I APPLAUD and hold the Saint Lucia Medical and Dental Association (SLMDA) to its commitment to support local health service improvements. However, inferring our health facilities are solely to blame for the poor quality of care being received by the public is fraught with loopholes.
Trashing our public health institutions in such a non-specific and unmeasured manner is unhelpful at best. Furthermore, a claim of inadequate Occupational Health and Safety Standards is quite an allegation for which every team member is at least partially liable. This scenario is too grave to be used as a political roro.
If moving to the new hospitals is the aim of all of this, then I say “all hands on deck” and let’s go! However, I struggle to understand how this will significantly improve what are seemingly operational, process, policy and vague issues.
Health is predominantly a service-oriented industry with the support of materials, equipment and infrastructure.
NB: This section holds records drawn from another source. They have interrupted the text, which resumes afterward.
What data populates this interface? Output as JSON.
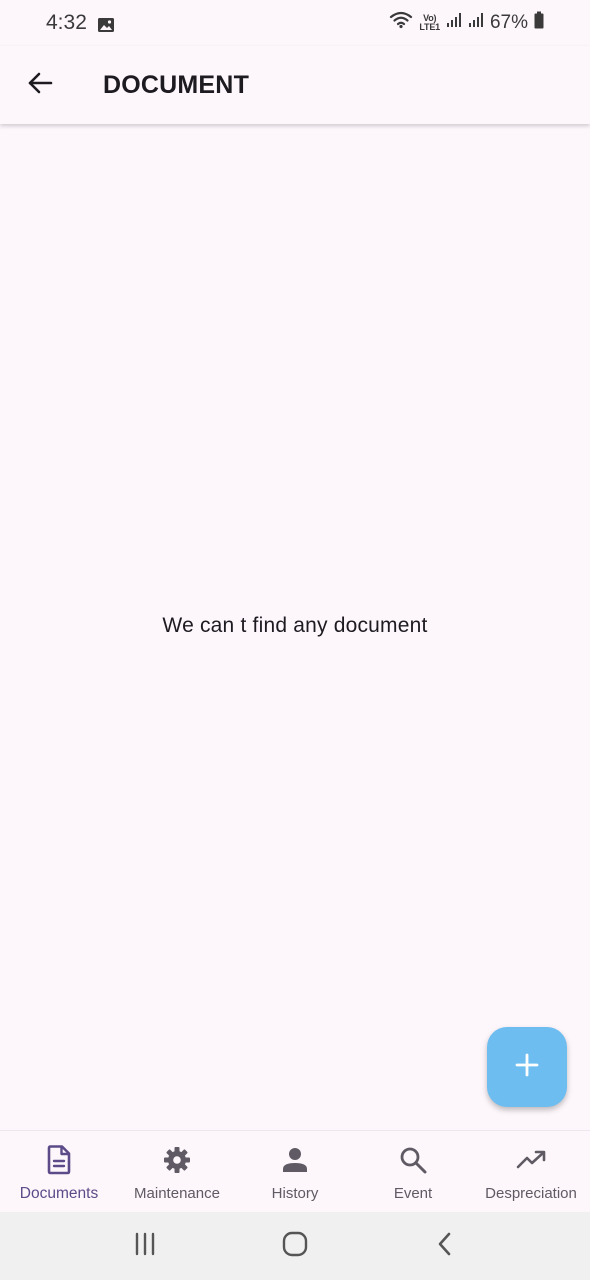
{
  "status_bar": {
    "time": "4:32",
    "volte_top": "Vo)",
    "volte_bottom": "LTE1",
    "battery": "67%"
  },
  "app_bar": {
    "title": "DOCUMENT",
    "back_icon": "arrow-back-icon"
  },
  "content": {
    "empty_message": "We can t find any document"
  },
  "fab": {
    "icon": "plus-icon",
    "color": "#6ebdf0"
  },
  "bottom_nav": {
    "active_color": "#5d4a88",
    "items": [
      {
        "label": "Documents",
        "icon": "document-icon",
        "active": true
      },
      {
        "label": "Maintenance",
        "icon": "gear-icon",
        "active": false
      },
      {
        "label": "History",
        "icon": "person-icon",
        "active": false
      },
      {
        "label": "Event",
        "icon": "search-icon",
        "active": false
      },
      {
        "label": "Despreciation",
        "icon": "trending-up-icon",
        "active": false
      }
    ]
  },
  "system_nav": {
    "buttons": [
      "recent-apps-icon",
      "home-icon",
      "back-chevron-icon"
    ]
  }
}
Quality of care is determined by the synergism of all facets. Therefore, we cannot readily speak of one aspect of health provision without seriously considering others and, in particular, the most heavily weighted factor influencing our health outcomes — our professional services.
Unfortunately, my experience is that our prognosis is as dismal in a comfy bed and air- conditioned room if there is poor attitude, careless behaviour and inadequate competencies. My confusion and mistrust comes from the inequalities in care provided by our professionals, their conflicts of interest and inability to find balance between professional ethics and financial compensation.
Therefore, before I point a finger, I look in the mirror and ask myself as a health performer:
1) How long did it take our institutions to reach this supposed deplorable state, what was my role during its deterioration and now in the recovery process?
2) Regardless of the meagre compensation for my work, am I in a position to claim demotivation in a job that is so heavily dependent on professional responsibility?
I commend the SLMDA’s willingness to support, solve and sustain healthcare matters in the interest of the public; however, we need to be clearer on the problem statement before we embark on the solutions.
Dr. Lesley St. Rose